If this small sample reflects the tech industry as a whole, it’s clear that successful companies sell like hot cakes, often to US firms wanting to short circuit the research and development process and quickly expand their portfolios. In some ways this is good for those involved – but for every company such as those I’ve mentioned who get a good deal, there are others who can get their fingers burnt by selling too early on in the company’s growth cycle. And while exiting early may make sense on an individual basis, it does lead to this lack of UK-founded global champions.
So why are these tech company founders often reluctant to stay put and go on to conquer world markets? As I see it, behind all the stats and business talk, there’s a very human story. Simply they are weary of working every hour possible and the lifestyle challenges this presents.
For most in this position, it’s not that they have had enough and want to give up. Growing a successful business takes vision, phenomenal stamina and a certain personality. Many get the bug and go through the whole process again, building another enterprise from scratch for a second or third time.
It’s just that there are mortgages and school fees to pay or other family demands to meet. Often their backers have kept them cash-starved, believing that complacency will kill any entrepreneurial drive. But after years of hard work, these founders are ready for some small rewards.
Long and daunting road

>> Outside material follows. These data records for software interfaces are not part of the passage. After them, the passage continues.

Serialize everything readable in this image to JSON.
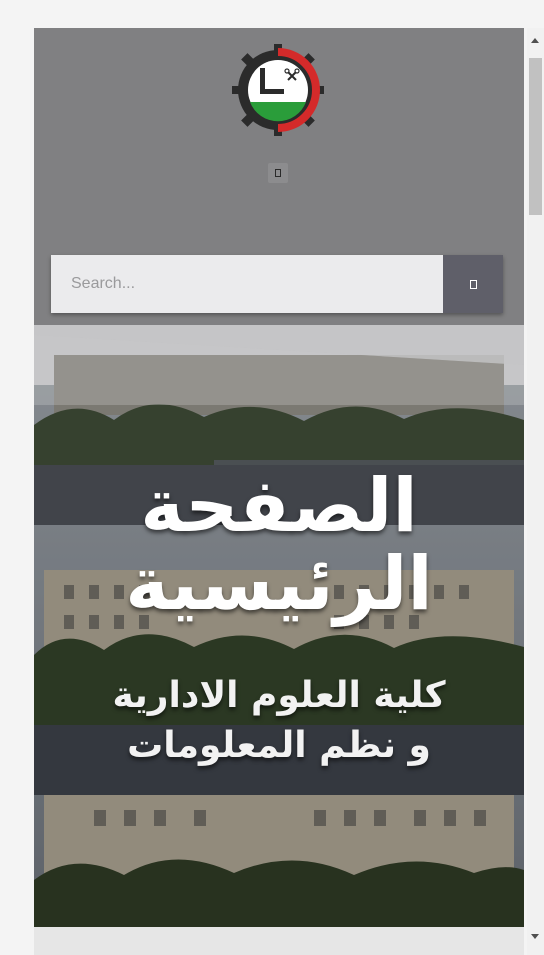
{
  "header": {
    "logo_name": "university-seal-logo",
    "menu_icon": "menu-toggle-icon"
  },
  "search": {
    "placeholder": "Search...",
    "button_icon": "search-icon"
  },
  "hero": {
    "title_line1": "الصفحة",
    "title_line2": "الرئيسية",
    "subtitle_line1": "كلية العلوم الادارية",
    "subtitle_line2": "و نظم المعلومات"
  },
  "colors": {
    "header_bg": "#808082",
    "search_button": "#5f5f69",
    "logo_green": "#2a9d3a",
    "logo_red": "#d42a2a"
  }
}
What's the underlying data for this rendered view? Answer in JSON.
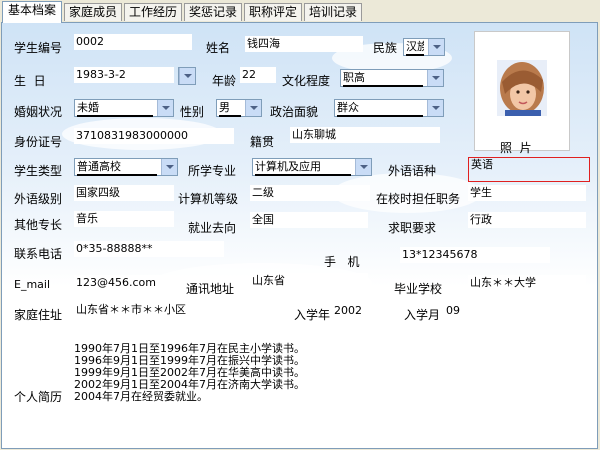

The way ahead probably looks daunting, especially with the need to secure further funding. As mentioned, the backers are not always forthcoming. The other alternative – stock market flotation via AIM-listing – could ease the pressure, but regulations and governance demands make the process expensive in itself.
Consequently, they sense a ceiling coming down on their ambitions and when they are first approached by a buyer, it’s all too easy to sell.
The tech sector is particularly susceptible as the internet, cloud and other advances have brought down the cost of setting up a business in the first place. As a result, many bright young entrepreneurs don’t need to have solid backing – but because of their lack of infrastructure and other baggage are able to outpace larger corporates in their innovation and development, making them highly attractive to buyers.
So what can be done to encourage these founders to stop bailing out too soon? Investors certainly have a role to play in this – those looking at supporting mid-tier companies should recognise the need for some liquidity at an earlier stage. Frankly there’s a difference between keeping an entrepreneur hungry and making them starve.
In her report, Couta has a list of recommendations to the government too. One of the most important moves, she says, would be to free up data so that stakeholders in the economy can identify ‘scale-ups’. She also lists leadership training and support and of course improving the finance available to prevent companies turning to the US or Asia. However, I would also ask the government to make it easier for businesses to raise funding through entering the public market, particularly through AIM – and to help make it easier to allow founders a partial exit at this stage, without them completely losing control.
The government should also review the rules of the Enterprise Investment Scheme (EIS) to ensure that business founders, including the founding financiers, are allowed to extract cash without disqualifying the business from the scheme’s tax benefits.
Couta claims that “a boost of just one per cent to our scale-up population should drive an additional 238,000 jobs and £38 billion to GVA within three years”. The Chancellor says that this government wants nothing less than to make the UK the technology centre of Europe. Creating global champions could do this – and create jobs that boost the economy at the same time.